Records provided: Begin

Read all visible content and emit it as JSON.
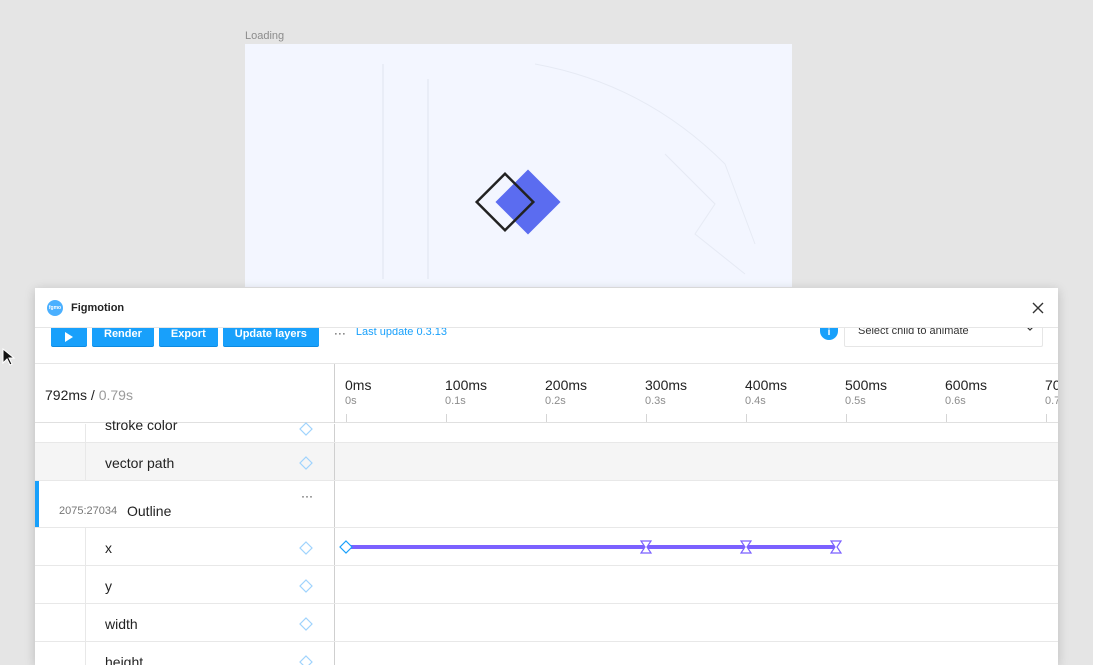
{
  "canvas": {
    "frame_label": "Loading"
  },
  "plugin": {
    "title": "Figmotion",
    "logo_text": "fgmo"
  },
  "toolbar": {
    "play_icon": "play-icon",
    "render_label": "Render",
    "export_label": "Export",
    "update_layers_label": "Update layers",
    "more_label": "···",
    "last_update": "Last update 0.3.13",
    "info_label": "i",
    "child_select_value": "Select child to animate"
  },
  "timeline": {
    "current": "792ms",
    "separator": "/",
    "total": "0.79s",
    "ticks": [
      {
        "ms": "0ms",
        "s": "0s"
      },
      {
        "ms": "100ms",
        "s": "0.1s"
      },
      {
        "ms": "200ms",
        "s": "0.2s"
      },
      {
        "ms": "300ms",
        "s": "0.3s"
      },
      {
        "ms": "400ms",
        "s": "0.4s"
      },
      {
        "ms": "500ms",
        "s": "0.5s"
      },
      {
        "ms": "600ms",
        "s": "0.6s"
      },
      {
        "ms": "70",
        "s": "0.7"
      }
    ]
  },
  "rows": {
    "stroke_color": "stroke color",
    "vector_path": "vector path",
    "layer_id": "2075:27034",
    "layer_name": "Outline",
    "layer_more": "···",
    "x": "x",
    "y": "y",
    "width": "width",
    "height": "height"
  },
  "x_track_keyframes_ms": [
    0,
    300,
    400,
    490
  ],
  "colors": {
    "accent": "#18a0fb",
    "track": "#7b61ff"
  }
}
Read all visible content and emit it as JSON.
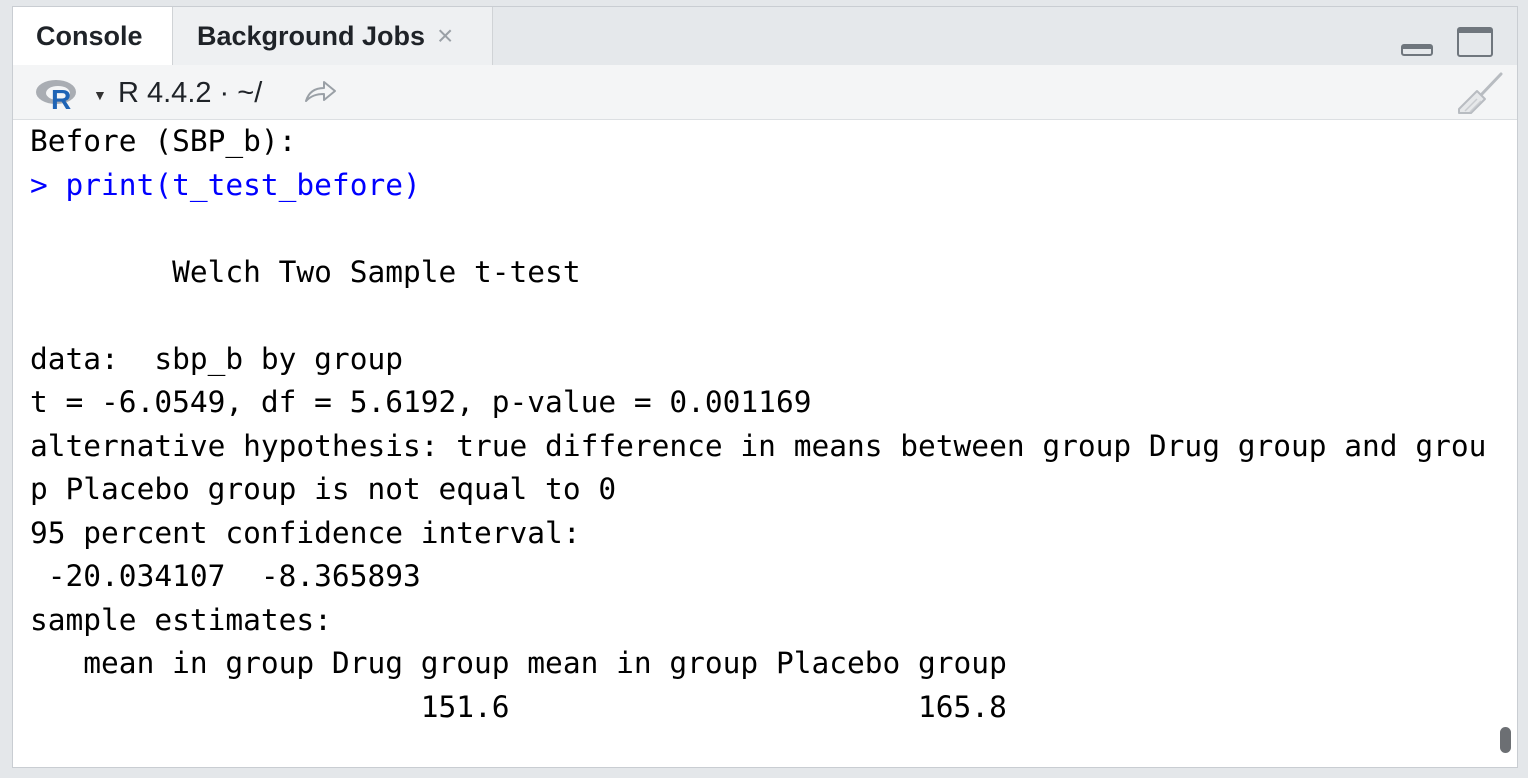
{
  "tabs": [
    {
      "label": "Console",
      "active": true
    },
    {
      "label": "Background Jobs",
      "close": "×"
    }
  ],
  "toolbar": {
    "r_logo": "R",
    "version": "R 4.4.2 · ~/",
    "icons": [
      "r-logo-icon",
      "chevron-down-icon",
      "share-arrow-icon",
      "broom-icon",
      "minimize-icon",
      "maximize-icon"
    ]
  },
  "console": {
    "lines": [
      {
        "text": "Before (SBP_b):",
        "type": "output"
      },
      {
        "text": "> print(t_test_before)",
        "type": "command"
      },
      {
        "text": "",
        "type": "output"
      },
      {
        "text": "        Welch Two Sample t-test",
        "type": "output"
      },
      {
        "text": "",
        "type": "output"
      },
      {
        "text": "data:  sbp_b by group",
        "type": "output"
      },
      {
        "text": "t = -6.0549, df = 5.6192, p-value = 0.001169",
        "type": "output"
      },
      {
        "text": "alternative hypothesis: true difference in means between group Drug group and grou",
        "type": "output"
      },
      {
        "text": "p Placebo group is not equal to 0",
        "type": "output"
      },
      {
        "text": "95 percent confidence interval:",
        "type": "output"
      },
      {
        "text": " -20.034107  -8.365893",
        "type": "output"
      },
      {
        "text": "sample estimates:",
        "type": "output"
      },
      {
        "text": "   mean in group Drug group mean in group Placebo group",
        "type": "output"
      },
      {
        "text": "                      151.6                       165.8",
        "type": "output"
      }
    ]
  },
  "colors": {
    "command": "#0000ff",
    "output": "#000000",
    "tabbar_bg": "#e5e8eb",
    "toolbar_bg": "#f4f5f6"
  }
}
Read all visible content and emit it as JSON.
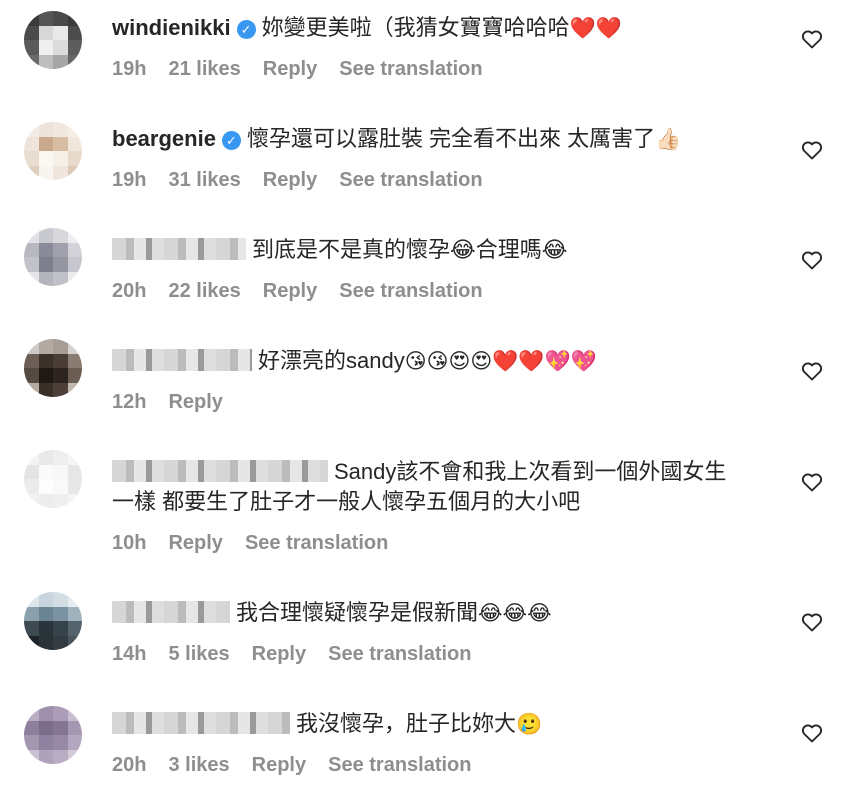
{
  "comments": [
    {
      "user": "windienikki",
      "verified": true,
      "text": "妳變更美啦（我猜女寶寶哈哈哈",
      "emoji": "❤️❤️",
      "time": "19h",
      "likes": "21 likes",
      "reply": "Reply",
      "translate": "See translation"
    },
    {
      "user": "beargenie",
      "verified": true,
      "text": "懷孕還可以露肚裝 完全看不出來 太厲害了",
      "emoji": "👍🏻",
      "time": "19h",
      "likes": "31 likes",
      "reply": "Reply",
      "translate": "See translation"
    },
    {
      "user": "",
      "verified": false,
      "text": "到底是不是真的懷孕😂合理嗎😂",
      "emoji": "",
      "time": "20h",
      "likes": "22 likes",
      "reply": "Reply",
      "translate": "See translation"
    },
    {
      "user": "",
      "verified": false,
      "text": "好漂亮的sandy",
      "emoji": "😘😘😍😍❤️❤️💖💖",
      "time": "12h",
      "likes": "",
      "reply": "Reply",
      "translate": ""
    },
    {
      "user": "",
      "verified": false,
      "text": "Sandy該不會和我上次看到一個外國女生",
      "text2": "一樣 都要生了肚子才一般人懷孕五個月的大小吧",
      "emoji": "",
      "time": "10h",
      "likes": "",
      "reply": "Reply",
      "translate": "See translation"
    },
    {
      "user": "",
      "verified": false,
      "text": "我合理懷疑懷孕是假新聞",
      "emoji": "😂😂😂",
      "time": "14h",
      "likes": "5 likes",
      "reply": "Reply",
      "translate": "See translation"
    },
    {
      "user": "",
      "verified": false,
      "text": "我沒懷孕，肚子比妳大",
      "emoji": "🥲",
      "time": "20h",
      "likes": "3 likes",
      "reply": "Reply",
      "translate": "See translation"
    }
  ],
  "icons": {
    "verified": "verified-badge-icon",
    "heart": "heart-outline-icon"
  },
  "colors": {
    "text": "#262626",
    "meta": "#8e8e8e",
    "verified": "#3897f0"
  }
}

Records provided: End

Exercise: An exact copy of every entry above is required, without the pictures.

Solution to this exercise:
Read all visible content and emit it as JSON.
{
  "canvas": {
    "frame_label": "Loading"
  },
  "plugin": {
    "title": "Figmotion",
    "logo_text": "fgmo"
  },
  "toolbar": {
    "play_icon": "play-icon",
    "render_label": "Render",
    "export_label": "Export",
    "update_layers_label": "Update layers",
    "more_label": "···",
    "last_update": "Last update 0.3.13",
    "info_label": "i",
    "child_select_value": "Select child to animate"
  },
  "timeline": {
    "current": "792ms",
    "separator": "/",
    "total": "0.79s",
    "ticks": [
      {
        "ms": "0ms",
        "s": "0s"
      },
      {
        "ms": "100ms",
        "s": "0.1s"
      },
      {
        "ms": "200ms",
        "s": "0.2s"
      },
      {
        "ms": "300ms",
        "s": "0.3s"
      },
      {
        "ms": "400ms",
        "s": "0.4s"
      },
      {
        "ms": "500ms",
        "s": "0.5s"
      },
      {
        "ms": "600ms",
        "s": "0.6s"
      },
      {
        "ms": "70",
        "s": "0.7"
      }
    ]
  },
  "rows": {
    "stroke_color": "stroke color",
    "vector_path": "vector path",
    "layer_id": "2075:27034",
    "layer_name": "Outline",
    "layer_more": "···",
    "x": "x",
    "y": "y",
    "width": "width",
    "height": "height"
  },
  "x_track_keyframes_ms": [
    0,
    300,
    400,
    490
  ],
  "colors": {
    "accent": "#18a0fb",
    "track": "#7b61ff"
  }
}
Read all visible content and emit it as JSON.
{
  "tabs": [
    {
      "label": "Console",
      "active": true
    },
    {
      "label": "Background Jobs",
      "close": "×"
    }
  ],
  "toolbar": {
    "r_logo": "R",
    "version": "R 4.4.2 · ~/",
    "icons": [
      "r-logo-icon",
      "chevron-down-icon",
      "share-arrow-icon",
      "broom-icon",
      "minimize-icon",
      "maximize-icon"
    ]
  },
  "console": {
    "lines": [
      {
        "text": "Before (SBP_b):",
        "type": "output"
      },
      {
        "text": "> print(t_test_before)",
        "type": "command"
      },
      {
        "text": "",
        "type": "output"
      },
      {
        "text": "        Welch Two Sample t-test",
        "type": "output"
      },
      {
        "text": "",
        "type": "output"
      },
      {
        "text": "data:  sbp_b by group",
        "type": "output"
      },
      {
        "text": "t = -6.0549, df = 5.6192, p-value = 0.001169",
        "type": "output"
      },
      {
        "text": "alternative hypothesis: true difference in means between group Drug group and grou",
        "type": "output"
      },
      {
        "text": "p Placebo group is not equal to 0",
        "type": "output"
      },
      {
        "text": "95 percent confidence interval:",
        "type": "output"
      },
      {
        "text": " -20.034107  -8.365893",
        "type": "output"
      },
      {
        "text": "sample estimates:",
        "type": "output"
      },
      {
        "text": "   mean in group Drug group mean in group Placebo group",
        "type": "output"
      },
      {
        "text": "                      151.6                       165.8",
        "type": "output"
      }
    ]
  },
  "colors": {
    "command": "#0000ff",
    "output": "#000000",
    "tabbar_bg": "#e5e8eb",
    "toolbar_bg": "#f4f5f6"
  }
}
Read all visible content and emit it as JSON.
{
  "comments": [
    {
      "user": "windienikki",
      "verified": true,
      "text": "妳變更美啦（我猜女寶寶哈哈哈",
      "emoji": "❤️❤️",
      "time": "19h",
      "likes": "21 likes",
      "reply": "Reply",
      "translate": "See translation"
    },
    {
      "user": "beargenie",
      "verified": true,
      "text": "懷孕還可以露肚裝 完全看不出來 太厲害了",
      "emoji": "👍🏻",
      "time": "19h",
      "likes": "31 likes",
      "reply": "Reply",
      "translate": "See translation"
    },
    {
      "user": "",
      "verified": false,
      "text": "到底是不是真的懷孕😂合理嗎😂",
      "emoji": "",
      "time": "20h",
      "likes": "22 likes",
      "reply": "Reply",
      "translate": "See translation"
    },
    {
      "user": "",
      "verified": false,
      "text": "好漂亮的sandy",
      "emoji": "😘😘😍😍❤️❤️💖💖",
      "time": "12h",
      "likes": "",
      "reply": "Reply",
      "translate": ""
    },
    {
      "user": "",
      "verified": false,
      "text": "Sandy該不會和我上次看到一個外國女生",
      "text2": "一樣 都要生了肚子才一般人懷孕五個月的大小吧",
      "emoji": "",
      "time": "10h",
      "likes": "",
      "reply": "Reply",
      "translate": "See translation"
    },
    {
      "user": "",
      "verified": false,
      "text": "我合理懷疑懷孕是假新聞",
      "emoji": "😂😂😂",
      "time": "14h",
      "likes": "5 likes",
      "reply": "Reply",
      "translate": "See translation"
    },
    {
      "user": "",
      "verified": false,
      "text": "我沒懷孕，肚子比妳大",
      "emoji": "🥲",
      "time": "20h",
      "likes": "3 likes",
      "reply": "Reply",
      "translate": "See translation"
    }
  ],
  "icons": {
    "verified": "verified-badge-icon",
    "heart": "heart-outline-icon"
  },
  "colors": {
    "text": "#262626",
    "meta": "#8e8e8e",
    "verified": "#3897f0"
  }
}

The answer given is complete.